These Teen Activists Met Through Twitter and Organized a Protest of Over 10,000 People

"If my mom says yes, I'm leading a Nashville protest." Zee Thomas pressed send on her tweet on Wednesday, May 27, and by that weekend, she and five new collaborators (all between the ages of 14 and 16 years old) had organized a peaceful march against police brutality in Nashville. More than 10,000 people showed up.

Jade Fuller, Mikayla Smith, Emma Rose Smith, Kennedy Green, and Nya Collins reached out to Thomas after seeing her tweet and offered their support to make the protest a reality. Together, they created Teens4Equality.

"We are still fighting for the same things our ancestors had to fight for. We are fighting now so our children don't have to."

"We decided because we were the face of the future we needed to fight to change the system because we are fed up," Smith told POPSUGAR. "We are still fighting for the same things our ancestors had to fight for. We are fighting now so our children don't have to. We don't want them to have to fight for the same things we are fighting for, which is equality and the end of racism completely."

The teens channeled their passion into action, and with the support and guidance of Nashville's local Black Lives Matter chapter, their march took off. They expected 800 to 1,000 attendees, and were amazed to see a crowd more than 10 times that number while protesting on Thursday, June 4. Photographer Alex Kent captured the event on camera. As the protesters knelt in silence to honor the life of George Floyd, it began to rain. Not even inclement weather could stop the movement from progressing.
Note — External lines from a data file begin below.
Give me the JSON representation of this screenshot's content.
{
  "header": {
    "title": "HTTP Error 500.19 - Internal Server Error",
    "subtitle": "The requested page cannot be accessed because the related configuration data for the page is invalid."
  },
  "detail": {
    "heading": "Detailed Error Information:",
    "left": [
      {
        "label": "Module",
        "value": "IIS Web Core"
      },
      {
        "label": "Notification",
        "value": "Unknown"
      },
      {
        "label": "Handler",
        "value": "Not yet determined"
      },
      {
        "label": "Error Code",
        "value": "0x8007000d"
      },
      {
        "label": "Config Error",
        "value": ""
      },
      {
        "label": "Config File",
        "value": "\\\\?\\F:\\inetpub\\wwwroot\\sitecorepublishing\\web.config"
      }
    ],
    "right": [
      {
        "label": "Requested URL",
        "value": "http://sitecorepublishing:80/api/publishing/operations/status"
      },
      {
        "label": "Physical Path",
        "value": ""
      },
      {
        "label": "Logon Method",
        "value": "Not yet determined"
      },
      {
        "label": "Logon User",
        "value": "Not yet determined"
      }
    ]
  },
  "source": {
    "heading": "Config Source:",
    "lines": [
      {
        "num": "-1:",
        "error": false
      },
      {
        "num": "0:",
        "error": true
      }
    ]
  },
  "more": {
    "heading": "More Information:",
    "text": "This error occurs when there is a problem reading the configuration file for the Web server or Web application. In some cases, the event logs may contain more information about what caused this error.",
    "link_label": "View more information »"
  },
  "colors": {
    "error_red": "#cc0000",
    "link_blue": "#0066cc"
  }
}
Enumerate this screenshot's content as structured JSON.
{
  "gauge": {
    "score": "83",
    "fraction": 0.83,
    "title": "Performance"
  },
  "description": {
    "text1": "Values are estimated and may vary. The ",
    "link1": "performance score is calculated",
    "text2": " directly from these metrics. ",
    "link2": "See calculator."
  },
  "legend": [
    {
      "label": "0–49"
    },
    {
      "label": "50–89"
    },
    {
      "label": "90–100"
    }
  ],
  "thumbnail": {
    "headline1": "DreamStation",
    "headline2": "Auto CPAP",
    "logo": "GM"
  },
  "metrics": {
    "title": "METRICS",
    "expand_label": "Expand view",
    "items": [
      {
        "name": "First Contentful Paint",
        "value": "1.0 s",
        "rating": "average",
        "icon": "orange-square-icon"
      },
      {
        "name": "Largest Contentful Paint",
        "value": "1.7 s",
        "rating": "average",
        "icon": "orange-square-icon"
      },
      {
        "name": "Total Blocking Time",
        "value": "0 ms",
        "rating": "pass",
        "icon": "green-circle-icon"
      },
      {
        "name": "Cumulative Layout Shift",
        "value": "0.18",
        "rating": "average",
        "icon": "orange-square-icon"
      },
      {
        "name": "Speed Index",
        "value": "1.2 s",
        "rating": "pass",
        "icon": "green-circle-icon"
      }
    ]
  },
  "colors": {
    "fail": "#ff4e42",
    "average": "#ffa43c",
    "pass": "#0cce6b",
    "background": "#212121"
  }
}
Smith described the evening as "memorable, inspiring, and peaceful." There was a spirit of unity and acceptance among participants. "We all felt like a community," she said. "I think it made everyone feel hope for the future, that America and the world as a whole will be different. The world of racism, ignorance, and police brutality is ending, and a new world is blossoming, except this one is completely different, and it's filled with equality, peace, and love."

This is just the beginning for Teens4Equality. They are hosting another demonstration on July 4 at Bicentennial Capitol Mall Park, providing an opportunity for attendees to register to vote.

They have a message for their fellow teens. "We are not our parents," Green said, addressing young Americans. She encouraged Gen Z to share their big ideas and have hope that help will come. "You are your own person and you can make your own views and form your own opinions. We can make changes even though we are young, and it doesn't matter how big or small your platform is; you can make a difference."

As for adults? "I want the adults to know that just because we are kids doesn't mean that we can't bring change," Green said. "You guys forced us to grow up because of this atrocity that we have inherited, such as taking on the task of ending racism and police brutality and reforming the system and government. We aren't going to put that on our children also."